To repair those troublesome and potentially dangerous potholes in your dirt or gravel driveway, follow these steps.

Step 1 - Remove Debris From Pothole

Begin by raking or shoveling any gravel, soil, loose stones, or other debris from the pothole itself. If the sides of the hole are loose, be sure to cut the hole straight down. Use a shovel to cut the edges of the hole straight, creating firm edges that will be easier to work with.

Step 2 - Fill the Pothole

Fill up the pothole with a coarse gravel to a depth of about about three inches beneath the level of the driveway itself. After the coarse gravel is in place, it should be tamped down using either a commercial tamper or a homemade substitute. An inexpensive and effective tamper can be made by nailing a small square of plywood (approximately 3/4 of an inch) to the bottom of a four-foot long 2x4.

If you are repairing a pothole in a dirt driveway, the hole should be then filled until the soil is mounded a couple of inches above the surface of the driveway. After the soil is in place, it should be watered thoroughly and then tamped down until it is as firm as you can make it. If this tamping causes the soil to drop below the surface of the driveway, add more until the level is once more a bit above the surface of the driveway; then, compact it again.

When making repairs to a gravel driveway, the last three inches of the pothole should be filled up with gravel that matches the color and texture of the rest of the driveway. The material should be mounded until it rises just above the surface of the driveway. Then, rake to make it blend in with the rest of the driveway surface.

Step 3 - Compact the Patch

The final step is to compact the dirt or gravel down still more. The fastest and easiest way to accomplish that is simply to run the wheels of your car up and down over the repaired spot a few times. A few runs are usually sufficient to seal the pothole.

Repeat the above steps for any other potholes you may have, and be sure to watch for the occurrence of new holes. Watch for areas of poor drainage after a rain, and take the steps necessary to improve drainage in that area. Addressing the reasons for pothole formation is critical to keeping the driveway in tip-top shape.
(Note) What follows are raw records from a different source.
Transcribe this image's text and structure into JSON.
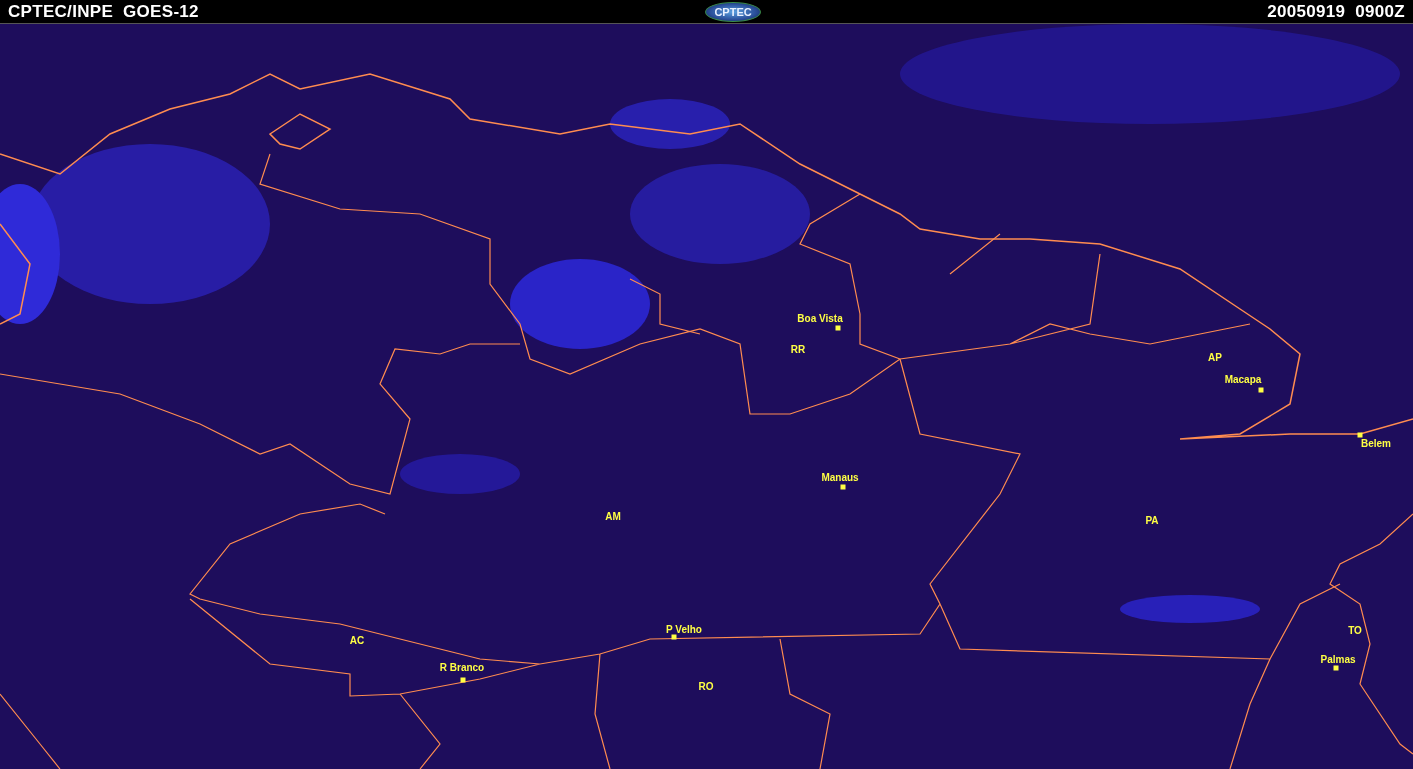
{
  "header": {
    "source": "CPTEC/INPE  GOES-12",
    "logo": "CPTEC",
    "timestamp": "20050919  0900Z"
  },
  "places": [
    {
      "kind": "city",
      "label": "Boa Vista"
    },
    {
      "kind": "state",
      "label": "RR"
    },
    {
      "kind": "state",
      "label": "AP"
    },
    {
      "kind": "city",
      "label": "Macapa"
    },
    {
      "kind": "city",
      "label": "Belem"
    },
    {
      "kind": "city",
      "label": "Manaus"
    },
    {
      "kind": "state",
      "label": "AM"
    },
    {
      "kind": "state",
      "label": "PA"
    },
    {
      "kind": "state",
      "label": "AC"
    },
    {
      "kind": "city",
      "label": "R Branco"
    },
    {
      "kind": "city",
      "label": "P Velho"
    },
    {
      "kind": "state",
      "label": "RO"
    },
    {
      "kind": "state",
      "label": "TO"
    },
    {
      "kind": "city",
      "label": "Palmas"
    }
  ]
}
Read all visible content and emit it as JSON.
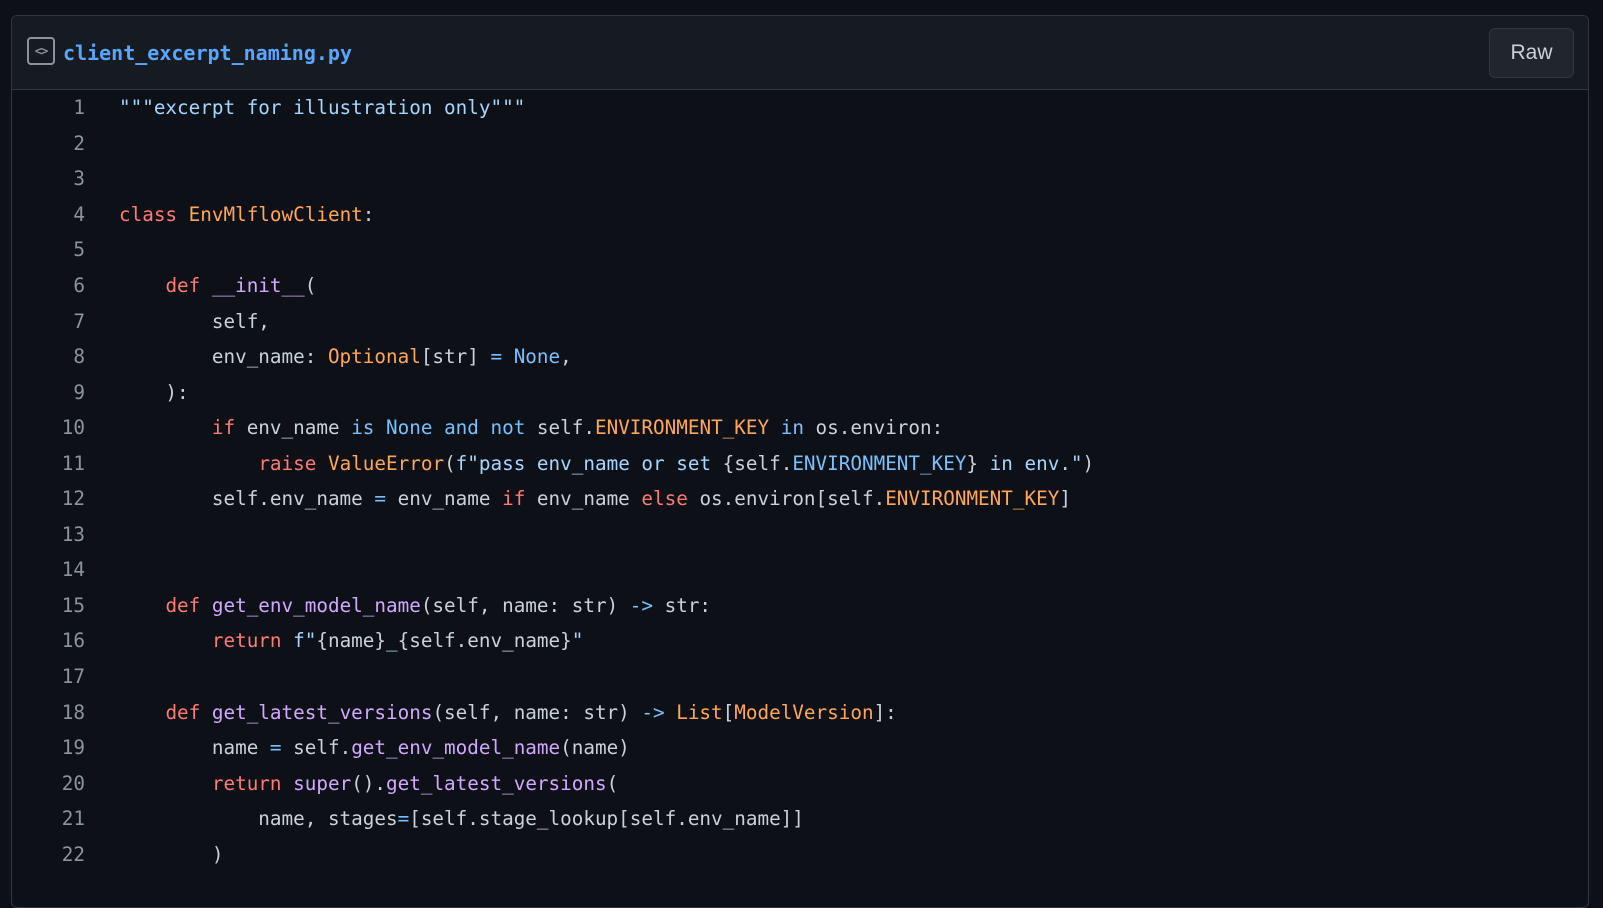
{
  "header": {
    "file_name": "client_excerpt_naming.py",
    "file_icon": "code-square-icon",
    "raw_label": "Raw"
  },
  "colors": {
    "background": "#0d1117",
    "header_background": "#161b22",
    "link": "#58a6ff",
    "string": "#a5d6ff",
    "keyword": "#ff7b72",
    "class_name": "#ffa657",
    "function": "#d2a8ff",
    "constant": "#79c0ff",
    "text": "#c9d1d9",
    "line_number": "#8b949e"
  },
  "code": {
    "lines": [
      {
        "num": "1",
        "tokens": [
          {
            "t": "\"\"\"excerpt for illustration only\"\"\"",
            "c": "str"
          }
        ]
      },
      {
        "num": "2",
        "tokens": []
      },
      {
        "num": "3",
        "tokens": []
      },
      {
        "num": "4",
        "tokens": [
          {
            "t": "class ",
            "c": "kw"
          },
          {
            "t": "EnvMlflowClient",
            "c": "cls"
          },
          {
            "t": ":",
            "c": "txt"
          }
        ]
      },
      {
        "num": "5",
        "tokens": []
      },
      {
        "num": "6",
        "tokens": [
          {
            "t": "    ",
            "c": "txt"
          },
          {
            "t": "def ",
            "c": "kw"
          },
          {
            "t": "__init__",
            "c": "fn"
          },
          {
            "t": "(",
            "c": "txt"
          }
        ]
      },
      {
        "num": "7",
        "tokens": [
          {
            "t": "        self,",
            "c": "txt"
          }
        ]
      },
      {
        "num": "8",
        "tokens": [
          {
            "t": "        env_name: ",
            "c": "txt"
          },
          {
            "t": "Optional",
            "c": "cls"
          },
          {
            "t": "[str] ",
            "c": "txt"
          },
          {
            "t": "=",
            "c": "con"
          },
          {
            "t": " ",
            "c": "txt"
          },
          {
            "t": "None",
            "c": "con"
          },
          {
            "t": ",",
            "c": "txt"
          }
        ]
      },
      {
        "num": "9",
        "tokens": [
          {
            "t": "    ):",
            "c": "txt"
          }
        ]
      },
      {
        "num": "10",
        "tokens": [
          {
            "t": "        ",
            "c": "txt"
          },
          {
            "t": "if",
            "c": "kw"
          },
          {
            "t": " env_name ",
            "c": "txt"
          },
          {
            "t": "is",
            "c": "con"
          },
          {
            "t": " ",
            "c": "txt"
          },
          {
            "t": "None",
            "c": "con"
          },
          {
            "t": " ",
            "c": "txt"
          },
          {
            "t": "and",
            "c": "con"
          },
          {
            "t": " ",
            "c": "txt"
          },
          {
            "t": "not",
            "c": "con"
          },
          {
            "t": " self.",
            "c": "txt"
          },
          {
            "t": "ENVIRONMENT_KEY",
            "c": "cls"
          },
          {
            "t": " ",
            "c": "txt"
          },
          {
            "t": "in",
            "c": "con"
          },
          {
            "t": " os.environ:",
            "c": "txt"
          }
        ]
      },
      {
        "num": "11",
        "tokens": [
          {
            "t": "            ",
            "c": "txt"
          },
          {
            "t": "raise",
            "c": "kw"
          },
          {
            "t": " ",
            "c": "txt"
          },
          {
            "t": "ValueError",
            "c": "cls"
          },
          {
            "t": "(",
            "c": "txt"
          },
          {
            "t": "f\"pass env_name or set ",
            "c": "str"
          },
          {
            "t": "{self.",
            "c": "txt"
          },
          {
            "t": "ENVIRONMENT_KEY",
            "c": "con"
          },
          {
            "t": "}",
            "c": "txt"
          },
          {
            "t": " in env.\"",
            "c": "str"
          },
          {
            "t": ")",
            "c": "txt"
          }
        ]
      },
      {
        "num": "12",
        "tokens": [
          {
            "t": "        self.env_name ",
            "c": "txt"
          },
          {
            "t": "=",
            "c": "con"
          },
          {
            "t": " env_name ",
            "c": "txt"
          },
          {
            "t": "if",
            "c": "kw"
          },
          {
            "t": " env_name ",
            "c": "txt"
          },
          {
            "t": "else",
            "c": "kw"
          },
          {
            "t": " os.environ[self.",
            "c": "txt"
          },
          {
            "t": "ENVIRONMENT_KEY",
            "c": "cls"
          },
          {
            "t": "]",
            "c": "txt"
          }
        ]
      },
      {
        "num": "13",
        "tokens": []
      },
      {
        "num": "14",
        "tokens": []
      },
      {
        "num": "15",
        "tokens": [
          {
            "t": "    ",
            "c": "txt"
          },
          {
            "t": "def ",
            "c": "kw"
          },
          {
            "t": "get_env_model_name",
            "c": "fn"
          },
          {
            "t": "(self, name: str) ",
            "c": "txt"
          },
          {
            "t": "->",
            "c": "con"
          },
          {
            "t": " str:",
            "c": "txt"
          }
        ]
      },
      {
        "num": "16",
        "tokens": [
          {
            "t": "        ",
            "c": "txt"
          },
          {
            "t": "return",
            "c": "kw"
          },
          {
            "t": " ",
            "c": "txt"
          },
          {
            "t": "f\"",
            "c": "str"
          },
          {
            "t": "{name}",
            "c": "txt"
          },
          {
            "t": "_",
            "c": "str"
          },
          {
            "t": "{self.env_name}",
            "c": "txt"
          },
          {
            "t": "\"",
            "c": "str"
          }
        ]
      },
      {
        "num": "17",
        "tokens": []
      },
      {
        "num": "18",
        "tokens": [
          {
            "t": "    ",
            "c": "txt"
          },
          {
            "t": "def ",
            "c": "kw"
          },
          {
            "t": "get_latest_versions",
            "c": "fn"
          },
          {
            "t": "(self, name: str) ",
            "c": "txt"
          },
          {
            "t": "->",
            "c": "con"
          },
          {
            "t": " ",
            "c": "txt"
          },
          {
            "t": "List",
            "c": "cls"
          },
          {
            "t": "[",
            "c": "txt"
          },
          {
            "t": "ModelVersion",
            "c": "cls"
          },
          {
            "t": "]:",
            "c": "txt"
          }
        ]
      },
      {
        "num": "19",
        "tokens": [
          {
            "t": "        name ",
            "c": "txt"
          },
          {
            "t": "=",
            "c": "con"
          },
          {
            "t": " self.",
            "c": "txt"
          },
          {
            "t": "get_env_model_name",
            "c": "fn"
          },
          {
            "t": "(name)",
            "c": "txt"
          }
        ]
      },
      {
        "num": "20",
        "tokens": [
          {
            "t": "        ",
            "c": "txt"
          },
          {
            "t": "return",
            "c": "kw"
          },
          {
            "t": " ",
            "c": "txt"
          },
          {
            "t": "super",
            "c": "fn"
          },
          {
            "t": "().",
            "c": "txt"
          },
          {
            "t": "get_latest_versions",
            "c": "fn"
          },
          {
            "t": "(",
            "c": "txt"
          }
        ]
      },
      {
        "num": "21",
        "tokens": [
          {
            "t": "            name, stages",
            "c": "txt"
          },
          {
            "t": "=",
            "c": "con"
          },
          {
            "t": "[self.stage_lookup[self.env_name]]",
            "c": "txt"
          }
        ]
      },
      {
        "num": "22",
        "tokens": [
          {
            "t": "        )",
            "c": "txt"
          }
        ]
      }
    ]
  }
}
For proper drainage, it is best that the driveway have a crown in its middle, at least one inch for each four feet of width. If this is not possible, an alternative is to design the driveway so that it slopes mildly in the direction the water drains.

Fixing Gravel and Dirt Driveway Potholes FAQ

What can I use to fill potholes in my gravel driveway?

Potholes can be filled with any number of materials to fill and smooth the hole, making driveways safer to use. Concrete, gravel, asphalt and pavers are all effective solutions for filling potholes.

How do you fill holes in a dirt driveway?

To fill potholes in a dirt driveway, start by filling most of the hole up with coarse gravel. Tamp this down to compact it and then cover the hole with dirt.

Keep filling and add an extra three to four inches of dirt, because this will settle around the gravel. To smooth out the hole and make it level with the rest of the driveway, you will need to over-fill it with dirt so that as it settles, it will wind up being level with the driveway.

What is the best material to fill potholes?

Filling potholes is a necessity because leaving them untreated will not only make them bigger but could also cause damage to vehicles driving over the hole. In many cases, cold mix asphalt and quikcrete and highly effective for filling potholes.

In the case of gravel and dirt driveways, however, it is usually best to fill potholes with gravel. Potholes in dirt driveways should also be covered with a thick layer of dirt that will blend in and match the rest of the driveway.

Is it better to use sand or dirt to fill holes?

Both sand and dirt can be used to fill potholes but both have their own qualities and drawbacks. Sand drains far better than dirt and does not swell when wet.

However, sand is more expensive than dirt, which you can often find for free if you simply remove it from another area of your yard. Otherwise, you can buy a bag of dirt very affordably.

Is there a permanent solution for potholes?

Potholes are inevitable and there is no way to prevent them entirely. However, you can permanently fill and repair potholes to erase them entirely, rather than performing a quick patch job on them that is not likely to last beyond a single season.

If potholes are filled with material that is tamped down to be compact and then covered over with a material to match the rest of the driveway, this is a permanent repair. However, this does not mean that new potholes will not appear in the driveway in the future.